_Input_

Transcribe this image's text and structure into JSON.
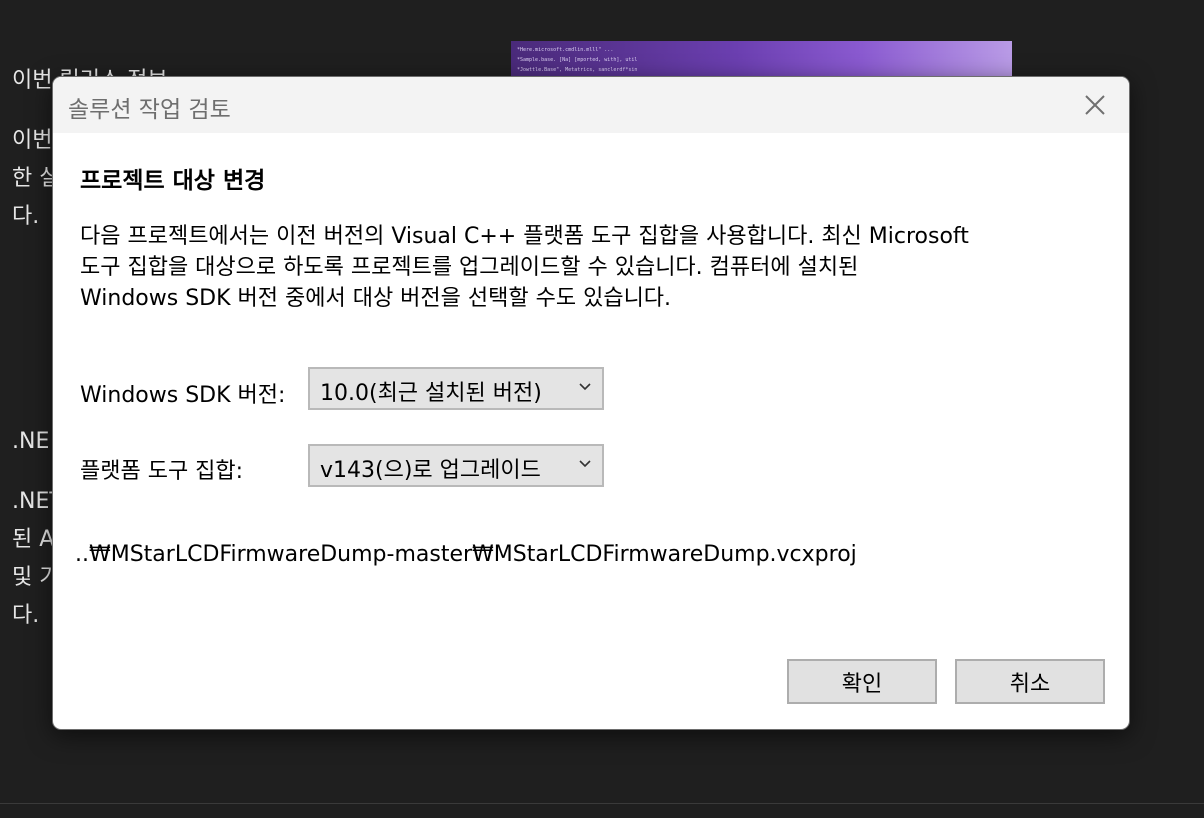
{
  "background": {
    "section1_title": "이번 릴리스 정보",
    "section1_body": "이번\n한 실\n다.",
    "section2_title": ".NE",
    "section2_body": ".NET\n된 A\n및 기\n다.",
    "banner_code": "*Here.microsoft.cmdlin.mlll\" ...\n*Sample.base. [Na] [mported, with], util\n*Jowttle.Base\", Metatrics, sanclerdf*sin"
  },
  "dialog": {
    "title": "솔루션 작업 검토",
    "heading": "프로젝트 대상 변경",
    "description": [
      "다음 프로젝트에서는 이전 버전의 Visual C++ 플랫폼 도구 집합을 사용합니다. 최신 Microsoft",
      "도구 집합을 대상으로 하도록 프로젝트를 업그레이드할 수 있습니다. 컴퓨터에 설치된",
      "Windows SDK 버전 중에서 대상 버전을 선택할 수도 있습니다."
    ],
    "sdk_label": "Windows SDK 버전:",
    "sdk_value": "10.0(최근 설치된 버전)",
    "toolset_label": "플랫폼 도구 집합:",
    "toolset_value": "v143(으)로 업그레이드",
    "project_path": "..₩MStarLCDFirmwareDump-master₩MStarLCDFirmwareDump.vcxproj",
    "ok_label": "확인",
    "cancel_label": "취소"
  },
  "icons": {
    "close": "close-icon",
    "dropdown": "chevron-down-icon"
  }
}
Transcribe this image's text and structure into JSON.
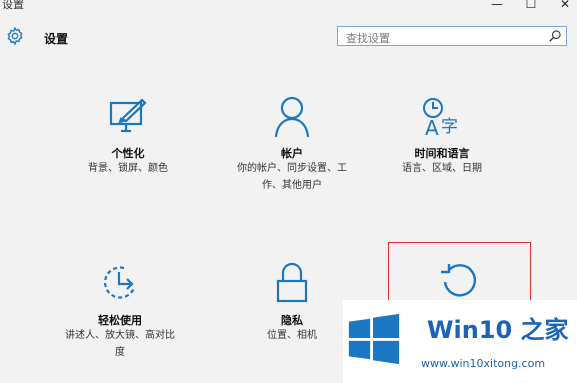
{
  "window": {
    "title": "设置",
    "minimize": "—",
    "maximize": "☐",
    "close": "✕"
  },
  "header": {
    "app_title": "设置"
  },
  "search": {
    "placeholder": "查找设置"
  },
  "tiles": [
    {
      "name": "个性化",
      "desc": "背景、锁屏、颜色"
    },
    {
      "name": "帐户",
      "desc": "你的帐户、同步设置、工作、其他用户"
    },
    {
      "name": "时间和语言",
      "desc": "语言、区域、日期"
    },
    {
      "name": "轻松使用",
      "desc": "讲述人、放大镜、高对比度"
    },
    {
      "name": "隐私",
      "desc": "位置、相机"
    }
  ],
  "watermark": {
    "brand": "Win10 之家",
    "url": "www.win10xitong.com"
  },
  "colors": {
    "accent": "#1c77c3",
    "highlight": "#e0302b",
    "brand": "#1c63b7"
  }
}
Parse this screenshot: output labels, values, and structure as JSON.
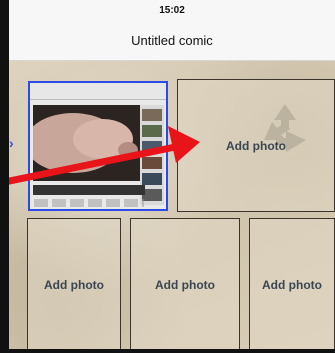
{
  "status_bar": {
    "time": "15:02"
  },
  "nav_bar": {
    "title": "Untitled comic"
  },
  "panels": [
    {
      "label": "Add photo"
    },
    {
      "label": "Add photo"
    },
    {
      "label": "Add photo"
    },
    {
      "label": "Add photo"
    }
  ],
  "colors": {
    "selection_border": "#2c4ae6",
    "arrow": "#e8141a",
    "panel_label": "#3b4652"
  },
  "icons": {
    "arrow": "red-arrow-annotation-icon",
    "recycle": "recycle-watermark-icon"
  }
}
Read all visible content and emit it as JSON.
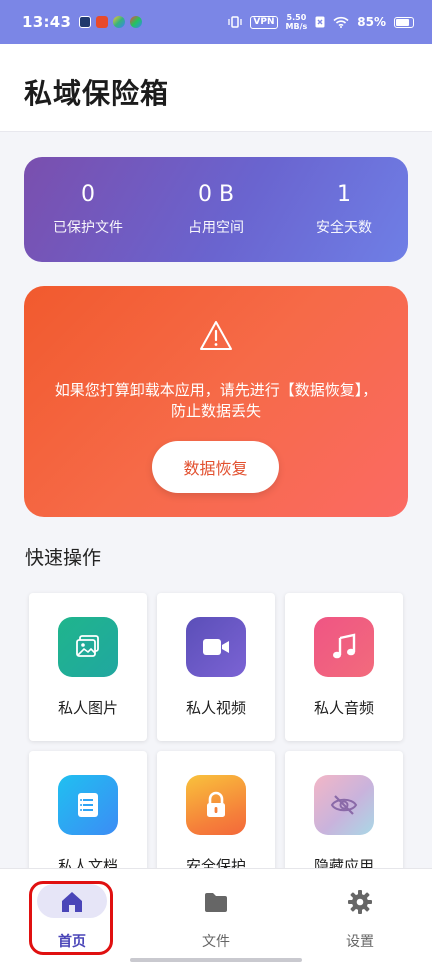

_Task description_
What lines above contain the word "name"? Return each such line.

_Exercise result_
      "name": "个性化",
      "name": "帐户",
      "name": "时间和语言",
      "name": "轻松使用",
      "name": "隐私",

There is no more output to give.